It's not as though the governor lacks challenges. Unemployment is higher than it has been since 1975, and more people are leaving the state than arriving. The property tax structure is worse than when Crist took office, and so is the property insurance situation. The governor has been less than successful in advancing much of his agenda through the Legislature, and in his last session in 2010 there are any number of big issues he could push: ethics reform, a fairer tax system, investment in higher education, renewable energy. But that would require spending time now to develop and refine his proposals, and Crist is too busy raising money for his U.S. Senate campaign. He drops by the state Capitol today for a Cabinet meeting and a full schedule, but later in the week he's off mining for cash in Phoenix and Las Vegas and . . .

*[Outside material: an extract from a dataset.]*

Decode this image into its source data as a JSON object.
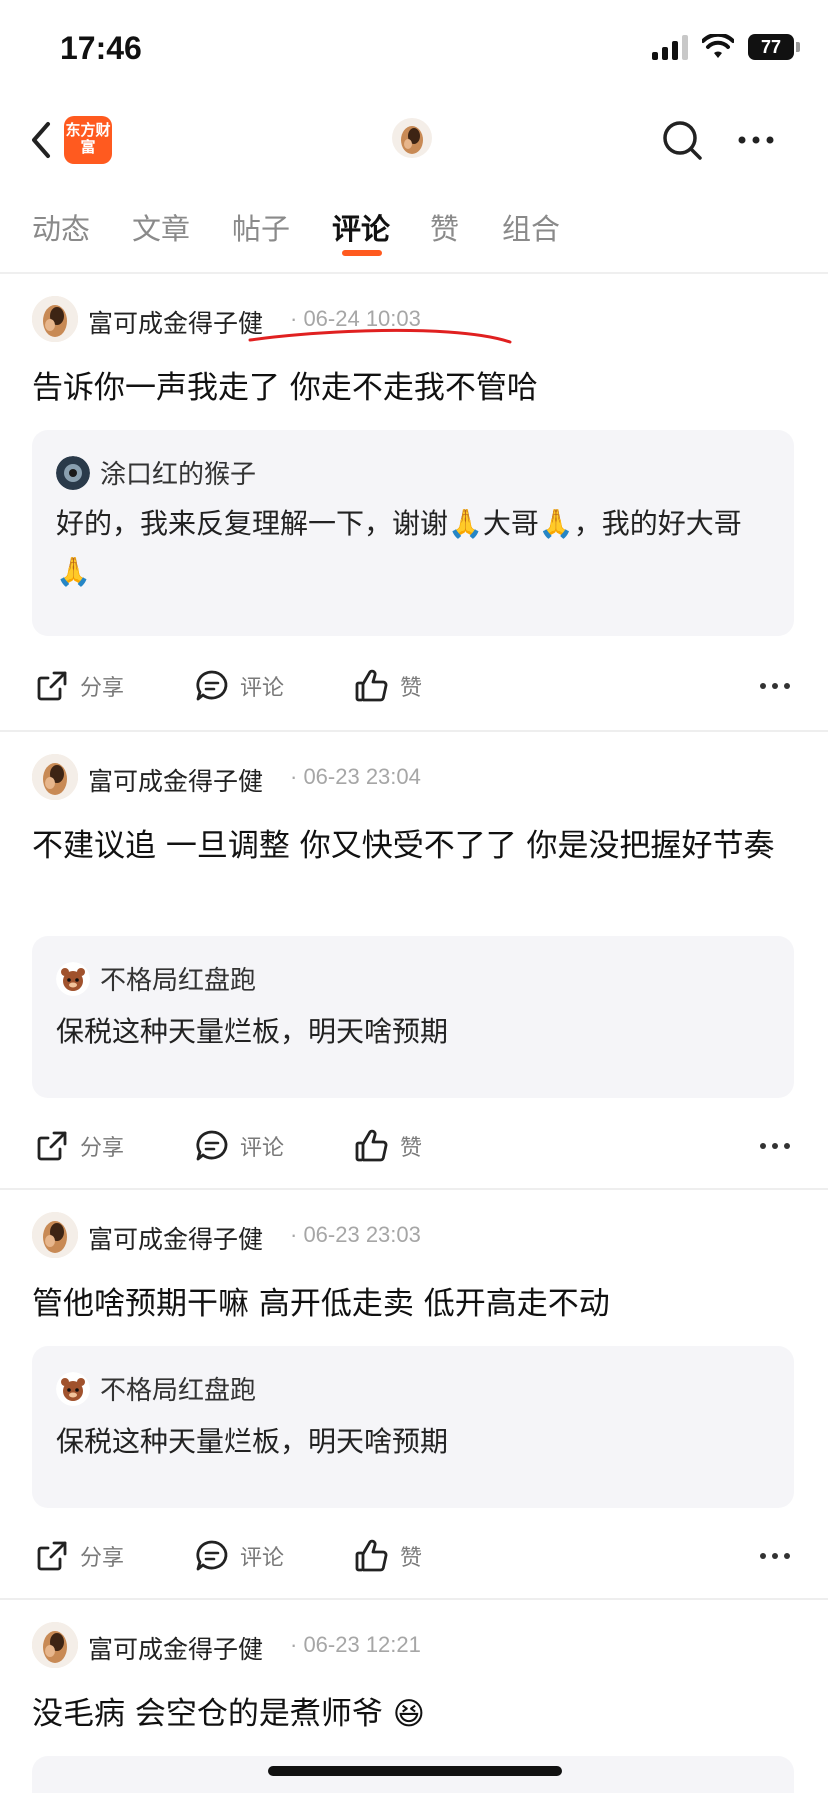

Crist points out that a governor is never off duty, and that's true. His official calendar does not list all of his meetings and phone calls. But his predecessor, Jeb Bush, kept a far busier schedule and was determined to make a difference. Bush's predecessor, the late Lawton Chiles, was often hard to find in the mornings during hunting season. But Chiles also could be very effective when he was focused on policy — and he had a much more engaged lieutenant governor in Buddy MacKay than Crist has in Jeff Kottkamp. While Crist notes that his public schedule does not reflect his actual workload, it also does not show when he spends a weekday afternoon on his boat in Tampa Bay or shopping with his wife in Miami.
Attorney General Bill McCollum and Chief Financial Officer Alex Sink also do not have particularly heavy public schedules. McCollum has even more time unaccounted for than Crist, with the equivalent of 42 weeks off since January 2007. Sink looks like a comparative workaholic with the equivalent of some 26 weeks off. Now both McCollum and Sink are running for governor, so expect to see their office lights on even less.
Florida is supposed to have a full-time governor and Cabinet and a part-time Legislature, not the other way around. As Crist, McCollum and Sink each campaign for higher office, voters should question whether they are more interested in new titles than in tackling the challenges that come with the jobs.